News and commentary about automated vehicles (AVs) focus on how they look and appear to operate, along with the companies developing and testing them. Behind the scenes are legal regimes—laws, regulations, and implementing bodies of different kinds—that literally and figuratively provide the rules of the road for AVs. Legal regimes matter because public welfare hinges on aspects of AV design and operation. Legal regimes can provide gatekeeping for AV developers and operators seeking to use public roads, and they can allocate liability when something goes wrong. Guiding and complementing legal regimes is public policy. Policy documents such as articulations of national strategies are sometimes used to address issues related to legal regimes and to demonstrate a jurisdiction’s support for AV development.

Building on its long history analyzing AV policy issues, RAND (with support of its Institute for Civil Justice) collaborated with the University of Michigan Law School’s Law and Mobility Program to study the nature of different AV legal regimes around the world. It selected countries known to be active in this domain. The research team reviewed and shared scholarly and gray literature (which is a type of scholarship produced by an entity in which commercial publications are not the primary focus, such as white papers from a government agency), and it also consulted experts in these regimes from the public and private sectors. Under the supervision of the Law and Mobility Fellow (a lawyer), law students collected and studied materials associated with country-specific legal regimes and drafted summaries guided by RAND’s enumeration of key factors. Availability of information about legal regimes varies—access to documentation, especially in English, is uneven, even for officials in different countries working collaboratively on these issues. That constrained availability is reflected in published legal comparisons, and it motivated the research team’s systematic research, which drew from materials in English and other languages. This article summarizes the makeup of AV legal regimes of Australia, China, France, Germany, Japan, and the United Kingdom. It highlights some key contrasts, which will be developed further as the project continues. It focuses on law and policy relating to highly to fully automated vehicles (SAE Levels 4 and 5). Although guided by a common set of topics for each country, each profile reflects the material available and the factors that differentiate national approaches.

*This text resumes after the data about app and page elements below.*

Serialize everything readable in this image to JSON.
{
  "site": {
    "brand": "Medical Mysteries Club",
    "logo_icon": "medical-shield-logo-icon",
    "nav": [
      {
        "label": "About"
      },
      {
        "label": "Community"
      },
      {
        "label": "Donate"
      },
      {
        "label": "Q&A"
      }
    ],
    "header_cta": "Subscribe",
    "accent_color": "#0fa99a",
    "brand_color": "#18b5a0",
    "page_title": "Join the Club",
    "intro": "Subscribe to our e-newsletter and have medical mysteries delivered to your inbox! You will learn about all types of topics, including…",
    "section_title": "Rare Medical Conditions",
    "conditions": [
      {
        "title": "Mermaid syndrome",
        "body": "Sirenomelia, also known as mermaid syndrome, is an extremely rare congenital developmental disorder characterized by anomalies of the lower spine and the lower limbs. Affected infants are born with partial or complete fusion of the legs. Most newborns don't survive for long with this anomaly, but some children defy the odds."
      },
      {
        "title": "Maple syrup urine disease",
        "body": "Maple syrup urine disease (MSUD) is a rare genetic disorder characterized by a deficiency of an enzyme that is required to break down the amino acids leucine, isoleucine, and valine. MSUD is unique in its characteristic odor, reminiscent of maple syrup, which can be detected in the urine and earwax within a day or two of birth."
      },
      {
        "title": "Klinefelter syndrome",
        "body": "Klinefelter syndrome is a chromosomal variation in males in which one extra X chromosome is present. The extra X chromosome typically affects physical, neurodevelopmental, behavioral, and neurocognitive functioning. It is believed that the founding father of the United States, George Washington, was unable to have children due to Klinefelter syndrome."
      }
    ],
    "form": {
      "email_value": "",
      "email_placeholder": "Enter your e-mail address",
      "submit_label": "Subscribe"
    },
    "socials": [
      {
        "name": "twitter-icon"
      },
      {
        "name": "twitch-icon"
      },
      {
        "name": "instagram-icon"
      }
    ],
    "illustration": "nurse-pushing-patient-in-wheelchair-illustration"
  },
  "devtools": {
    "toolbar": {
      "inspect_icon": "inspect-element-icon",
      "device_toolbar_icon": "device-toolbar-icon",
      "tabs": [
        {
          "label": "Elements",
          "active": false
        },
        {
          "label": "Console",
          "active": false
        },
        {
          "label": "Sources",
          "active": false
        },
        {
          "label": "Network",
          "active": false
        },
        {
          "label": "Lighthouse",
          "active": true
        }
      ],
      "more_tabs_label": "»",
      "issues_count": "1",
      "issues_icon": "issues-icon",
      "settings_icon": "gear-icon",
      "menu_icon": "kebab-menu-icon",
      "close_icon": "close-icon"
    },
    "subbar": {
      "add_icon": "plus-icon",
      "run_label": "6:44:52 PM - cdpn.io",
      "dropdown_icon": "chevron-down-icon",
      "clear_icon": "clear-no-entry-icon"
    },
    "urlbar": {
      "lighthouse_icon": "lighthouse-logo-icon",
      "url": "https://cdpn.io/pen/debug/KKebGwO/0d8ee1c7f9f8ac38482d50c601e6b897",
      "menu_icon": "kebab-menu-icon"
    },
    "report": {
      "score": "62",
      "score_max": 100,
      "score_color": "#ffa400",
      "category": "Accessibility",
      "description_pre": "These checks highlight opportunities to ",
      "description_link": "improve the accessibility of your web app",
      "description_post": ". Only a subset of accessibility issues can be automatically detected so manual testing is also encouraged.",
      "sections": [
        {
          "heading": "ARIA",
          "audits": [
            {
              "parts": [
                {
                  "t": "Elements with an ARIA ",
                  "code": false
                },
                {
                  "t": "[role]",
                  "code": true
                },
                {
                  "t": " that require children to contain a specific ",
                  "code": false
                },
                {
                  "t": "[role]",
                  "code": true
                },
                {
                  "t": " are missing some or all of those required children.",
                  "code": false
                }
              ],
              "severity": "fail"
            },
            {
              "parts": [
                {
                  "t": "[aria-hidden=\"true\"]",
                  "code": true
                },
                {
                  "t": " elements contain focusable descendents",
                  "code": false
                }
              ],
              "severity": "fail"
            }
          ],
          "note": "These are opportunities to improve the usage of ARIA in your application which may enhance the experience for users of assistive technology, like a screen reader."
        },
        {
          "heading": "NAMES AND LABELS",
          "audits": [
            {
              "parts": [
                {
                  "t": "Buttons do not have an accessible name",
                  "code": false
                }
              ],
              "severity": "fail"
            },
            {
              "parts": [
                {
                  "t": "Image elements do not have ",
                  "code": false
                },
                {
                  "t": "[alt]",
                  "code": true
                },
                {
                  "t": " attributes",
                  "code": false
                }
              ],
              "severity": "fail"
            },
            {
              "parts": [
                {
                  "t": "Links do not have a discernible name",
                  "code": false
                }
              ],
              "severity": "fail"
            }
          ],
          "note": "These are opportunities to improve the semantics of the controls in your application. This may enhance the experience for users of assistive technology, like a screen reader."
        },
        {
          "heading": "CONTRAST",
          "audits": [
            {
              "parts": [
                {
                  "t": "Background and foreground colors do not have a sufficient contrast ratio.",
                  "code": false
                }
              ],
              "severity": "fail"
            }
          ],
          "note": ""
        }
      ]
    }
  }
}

The remainder of this article introduces the legal regimes of the covered countries in turn. It then provides an overview of key points of comparison and outlines future work.